:: EXERCISE DETAILS ::
Your answer should hold every line of the records below that contains the string "あんぽんたん".

[Interface dataset entries]
########
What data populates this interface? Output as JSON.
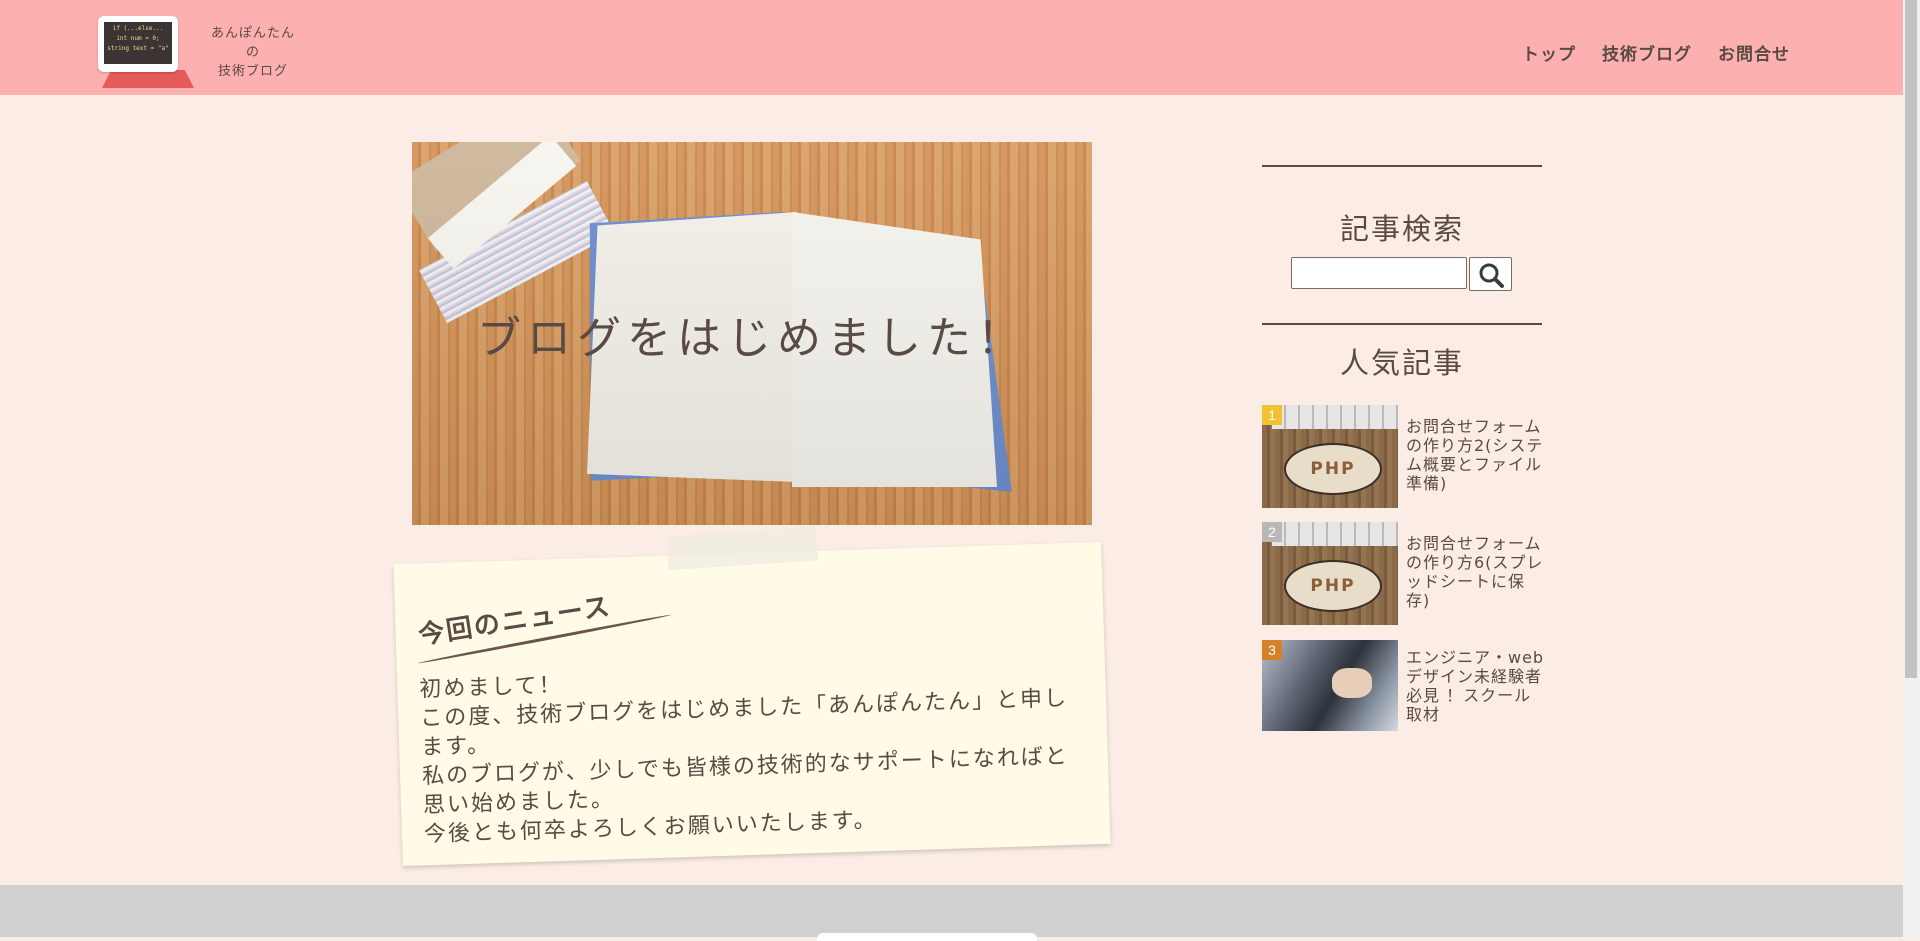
{
  "header": {
    "logo_screen_lines": [
      "if (...else...",
      "int num = 0;",
      "string text = \"a\""
    ],
    "site_name_lines": [
      "あんぽんたん",
      "の",
      "技術ブログ"
    ],
    "nav": [
      "トップ",
      "技術ブログ",
      "お問合せ"
    ]
  },
  "hero": {
    "title": "ブログをはじめました！"
  },
  "news": {
    "title": "今回のニュース",
    "lines": [
      "初めまして！",
      "この度、技術ブログをはじめました「あんぽんたん」と申します。",
      "私のブログが、少しでも皆様の技術的なサポートになればと思い始めました。",
      "今後とも何卒よろしくお願いいたします。"
    ]
  },
  "sidebar": {
    "search_heading": "記事検索",
    "search_value": "",
    "popular_heading": "人気記事",
    "popular": [
      {
        "rank": "1",
        "title": "お問合せフォームの作り方2(システム概要とファイル準備)",
        "thumb_text": "PHP",
        "rank_color": "#f2c230"
      },
      {
        "rank": "2",
        "title": "お問合せフォームの作り方6(スプレッドシートに保存)",
        "thumb_text": "PHP",
        "rank_color": "#b8b8b8"
      },
      {
        "rank": "3",
        "title": "エンジニア・webデザイン未経験者必見 ！スクール取材",
        "thumb_text": "",
        "rank_color": "#d2832a"
      }
    ]
  },
  "colors": {
    "header_bg": "#fcb0b0",
    "page_bg": "#fbece5",
    "note_bg": "#fffbe6",
    "text": "#5a4a44",
    "footer_bg": "#d0d0d0"
  }
}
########
:: SOLUTION ::
      "あんぽんたん",
      "この度、技術ブログをはじめました「あんぽんたん」と申します。",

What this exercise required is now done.